“Do not go gentle through Llandudno’s lanes;Riot inside this human habitation.Upon the pavements leave your goaty stains.Though people suffer pestilence and painsMake of their sorrow cause for celebration.Do not go gentle through Llandudno’s lanes.Enjoy the freedom in your savage veins;Run, climb and jump in animal elation.Upon the pavements leave your goaty stains.Take what you will; whatever food remainsIs yours to munch. Enjoy your liberation.Do not go gentle through Llandudno’s lanes.And make the most of all these goatish gainsFound in the midst of human isolation.Do not go gentle through Llandudno’s lanes;Upon the pavements leave your goaty stains.Max Ross

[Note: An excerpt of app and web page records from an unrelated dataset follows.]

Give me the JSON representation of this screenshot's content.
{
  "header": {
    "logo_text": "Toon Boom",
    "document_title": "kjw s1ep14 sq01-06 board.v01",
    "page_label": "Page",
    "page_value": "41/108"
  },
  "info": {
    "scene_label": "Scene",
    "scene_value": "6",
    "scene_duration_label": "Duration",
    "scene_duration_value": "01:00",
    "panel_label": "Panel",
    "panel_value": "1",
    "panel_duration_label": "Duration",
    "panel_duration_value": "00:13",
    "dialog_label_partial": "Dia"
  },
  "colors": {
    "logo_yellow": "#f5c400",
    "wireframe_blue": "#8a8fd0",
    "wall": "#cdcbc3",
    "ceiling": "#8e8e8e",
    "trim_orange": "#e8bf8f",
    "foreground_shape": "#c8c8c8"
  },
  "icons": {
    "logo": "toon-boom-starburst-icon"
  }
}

“Beware Llandudno’s goats if you’ve still got stuff to sell.Those goats will steal it all and eat the packaging as well,Ignoring social distancing and sanitising gelAs they go munching on.They’ll clear the shelves in Tesco and they’ll empty Marks and Sparks.Illegal groups of three or more will congregate in parksWhere they’ll pay no heed to warnings or the public’s snide remarks.They’ll just go munching on.But goats are bright and soon they’ll find there really are a lotOf simpler ways to get supplies of what the shops have got.And once they’ve joined Ocado they will find it living proofThat their shopping need not all be ‘on the hoof’.Martin Parker
“Beneath that Welsh veneer of ChapelLurks a primal goatishness,And many find it hard to grappleWith the current hard duress.Young Rhodri gasps:‘It breaks my heart!I can’t, I simply can’t adjustTo keeping six long feet apartFrom Bronwen, object of my lust?’Throughout North Wales the air is thickWith yearning and testosterone.Young Rhodri seethes, Bron’s heart is sick,But each must suffer quite alone.When on their streets we see goats herd,A Freudian analyst might suggestIt’s neither random nor absurd,But the return of the repressed.George Simmers
“With the ardour of Achilles,Ajax coursing through our horns,We are nannies, we are billies,Braving Conwy’s early dawns:Where you exeunt, we’ll enter,Grazing on each privet bush,Traipsing through the shopping centreAs if it were the Hindu Kush.We see you have an ‘Alice’ trail!By the juices in our rumen,That’s a tale beyond our pale,The sort of tripe that gets our human.Atomic war, or just a virus?You were absent, that we did know:Mmm, these bluebells, bearded iris —Come back, not too soon, Llandudno!Bill Greenwell
No. 3149: lockdown lit
You are invited to tweak an existing book or poem title for lockdown (e.g. Wigan Pier is Closed, ‘Not Upon Westminster Bridge’) and submit an extract of up to 150 words or a poem of up to 16 lines. Please email entries to firstname.lastname@example.org by midday on 13 May. NB. We are unable to accept postal entries for the time being.